Feinberg said the DOE released a request for pest control services for bedbugs and hoped to have contracts soon.


Article printed from GothamSchools: http://gothamschools.org

URL to article: http://gothamschools.org/2011/07/19/bedbug-invasions-continue-unabated-in-2010-2011-school-year-than-ever-before/

URLs in this post:

[1] Image: http://gothamschools.org/wp-content/uploads/2011/07/Bed-Bug-Hi-Res_-NPMA.jpg

[2] began during the 2009-2010 school year: http://www.nytimes.com/2010/09/25/nyregion/25bedbugs.html

[3] there were already 1,700 confirmed cases: http://www.nbcnewyork.com/news/local/Report-Highest-Rate-of-Bedbug-Cases-Ever.html

[4] made it easier to report bedbugs: http://gothamschools.org/2011/03/31/politician-claims-victory-in-citys-school-bedbug-policy-change/

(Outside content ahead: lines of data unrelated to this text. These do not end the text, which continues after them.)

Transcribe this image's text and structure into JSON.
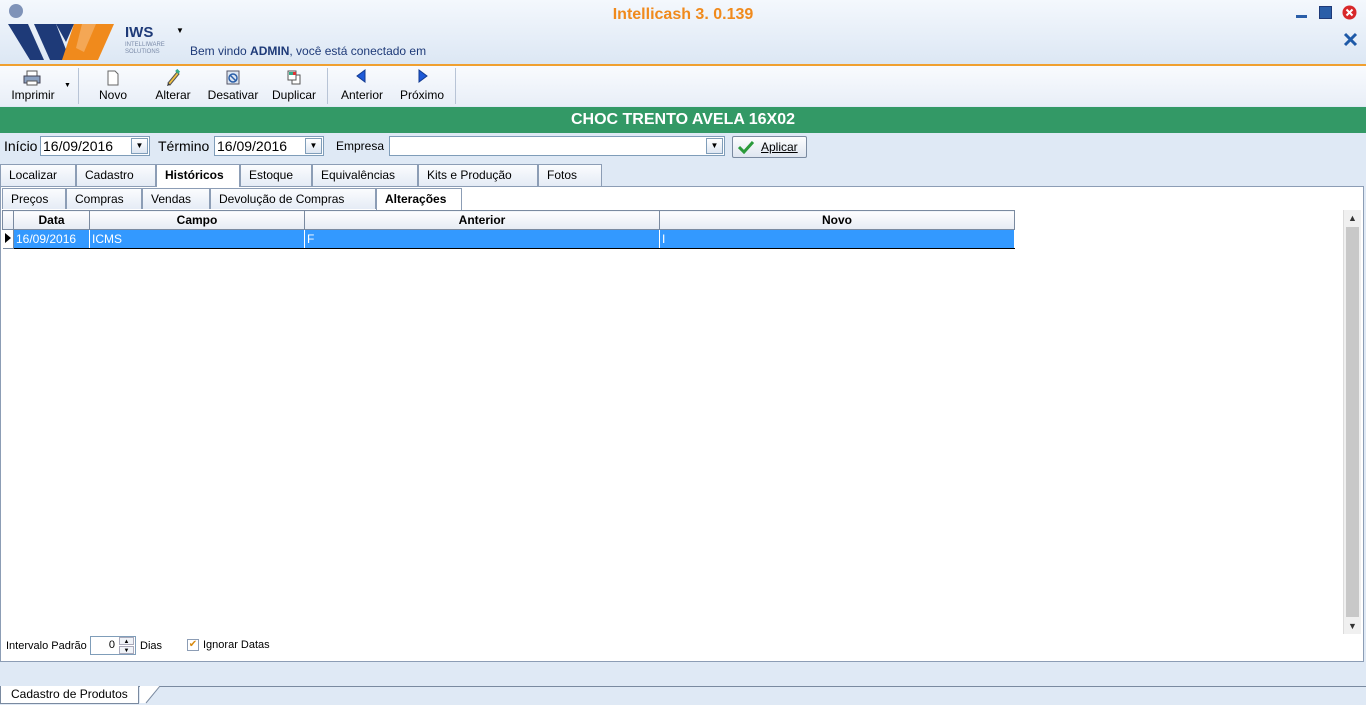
{
  "app": {
    "title": "Intellicash 3. 0.139",
    "logo_text": "IWS",
    "logo_sub": "INTELLIWARE SOLUTIONS",
    "welcome_prefix": "Bem vindo ",
    "welcome_user": "ADMIN",
    "welcome_suffix": ", você está conectado em"
  },
  "toolbar": {
    "imprimir": "Imprimir",
    "novo": "Novo",
    "alterar": "Alterar",
    "desativar": "Desativar",
    "duplicar": "Duplicar",
    "anterior": "Anterior",
    "proximo": "Próximo"
  },
  "product": {
    "name": "CHOC TRENTO AVELA 16X02"
  },
  "filter": {
    "inicio_label": "Início",
    "inicio_value": "16/09/2016",
    "termino_label": "Término",
    "termino_value": "16/09/2016",
    "empresa_label": "Empresa",
    "empresa_value": "",
    "aplicar": "Aplicar"
  },
  "main_tabs": [
    "Localizar",
    "Cadastro",
    "Históricos",
    "Estoque",
    "Equivalências",
    "Kits e Produção",
    "Fotos"
  ],
  "sub_tabs": [
    "Preços",
    "Compras",
    "Vendas",
    "Devolução de Compras",
    "Alterações"
  ],
  "grid": {
    "columns": [
      "Data",
      "Campo",
      "Anterior",
      "Novo"
    ],
    "rows": [
      {
        "data": "16/09/2016",
        "campo": "ICMS",
        "anterior": "F",
        "novo": "I"
      }
    ]
  },
  "bottom": {
    "intervalo_label": "Intervalo Padrão",
    "intervalo_value": "0",
    "dias_label": "Dias",
    "ignorar_label": "Ignorar Datas",
    "ignorar_checked": true
  },
  "status": {
    "doc_tab": "Cadastro de Produtos"
  },
  "colors": {
    "accent_orange": "#f08a1c",
    "header_green": "#339966",
    "selection_blue": "#3399ff"
  }
}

[5] exterminators used illegal pesticides in an infested school: http://brooklyn.ny1.com/content/top_stories/128468/brooklyn-school-tormented-by-bed-bugs-seeks-to-replenish-lost-supplies

A step towards bed bug free moving trucks

Original Post (By Teri Rogers and Margot Slade): Read it HERE

moving truck, bed bugs in moving truck, moving truck fumigation, rental truck fumigation

Moishe's Moving is one of the first New York Moving companes to announce a bed bug prevention plan

If you are moving, you may be understandably concerned about picking up bed bugs in transit.

Yet whether out of cost worries, denial or ignorance, New York City moving and storage companies have been slow to adopt procedures that cut down the risk of in-truck transmission.  So we were intrigued to hear that Moishe’s, the 30-year-old local moving company, recently announced a prevention program.

Among other things, the company has stopped wrapping furniture in blankets, which are an easy and obvious means of conveyance for bed bugs. Instead, furniture, mattresses and objects are wrapped in moving-quality, tear-resistant plastic bags sealed with heavy-duty tape.  That diminishes the risk of picking up bugs from the truck and also the chance that bugs will wander into the truck from infested furniture.   (No special precautions are taken with moving boxes, however.)

Moishe’s is also doing monthly canine inspections of each truck, and then fumigating trucks that come up positive.

So is this enough?

We asked entomologist and pest management expert Gil Bloom of Standard Pest Management in Queens. After calling up Moishe’s with a few questions of his own, he seemed reasonably satisfied.

“Unlike any other company that I know of, they apparently do have an organized, systemic way of addressing the issue,” said Bloom,  recently named #1 bed bug warrior by NY Magazine and deeply involved in the city’s efforts to battle bed bugs.

If you’re really concerned, Bloom notes, Moishe will perform a canine inspection of your truck the day before for an extra fee.

For ultimate peace of mind–and for anyone moving away from a bed bug issue–get the truck fumigated with all of your belongings inside.

“That way you pretty much know you are safe from transporting anything,” says Bloom.